Two paths to awareness are body awareness and meta-cognition. If you feel tense or angry, you communicate it loudly to others through a clenched jaw or hands. If you feel ill at ease or unconfident, that will be communicated as well, through closed-off postures and nervous gestures. Practicing doing a “body scan” can help you understand how you are seen from the outside. The ability to observe and think about your own thinking is can also be developed. Pay attention to the thoughts skirting along the surface of your consciousness. Test them – are they really true? What if the opposite thought were true – how would you feel then? Awareness of your thoughts helps you get in charge of your feelings. Ultimately, it is the content of the mind that fuels feelings, thereby animating our bodies and determining our impact.

What is the impact you want to make?

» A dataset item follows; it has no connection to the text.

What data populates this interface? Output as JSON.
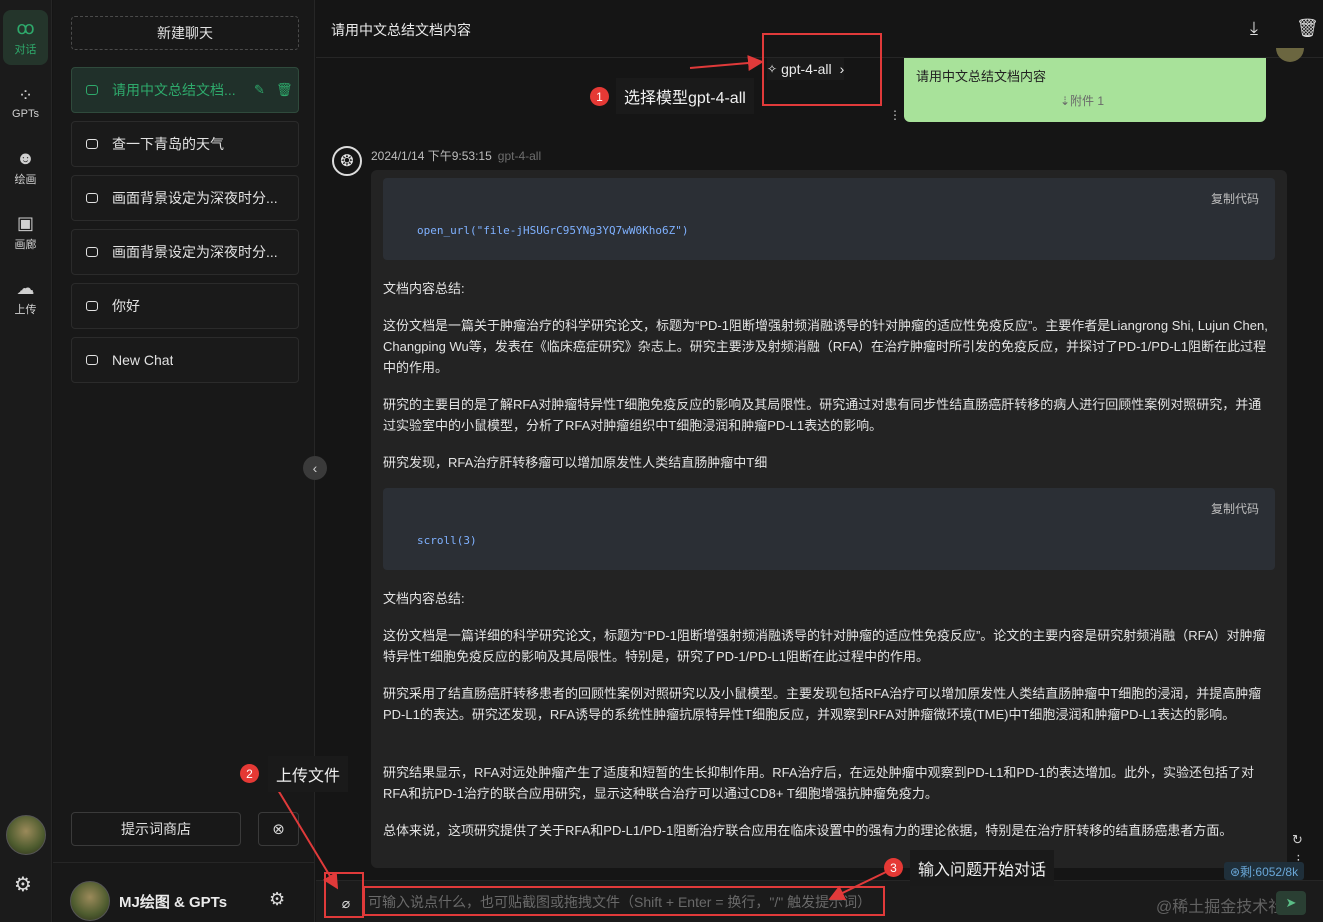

Who are you and who do you want to be? As we have seen before, the answers to these questions are inextricably linked – you can shape who you become by how you behave, in effect “faking it ’til you make it.” Developing and projecting positivity, courage and conviction, and emotional control effectively demonstrates to others that you are a likeable and worthy person to follow.  Effective leaders and managers use self-awareness and interpersonal insight to manage the impressions others have of them, and through this, achieve their influence.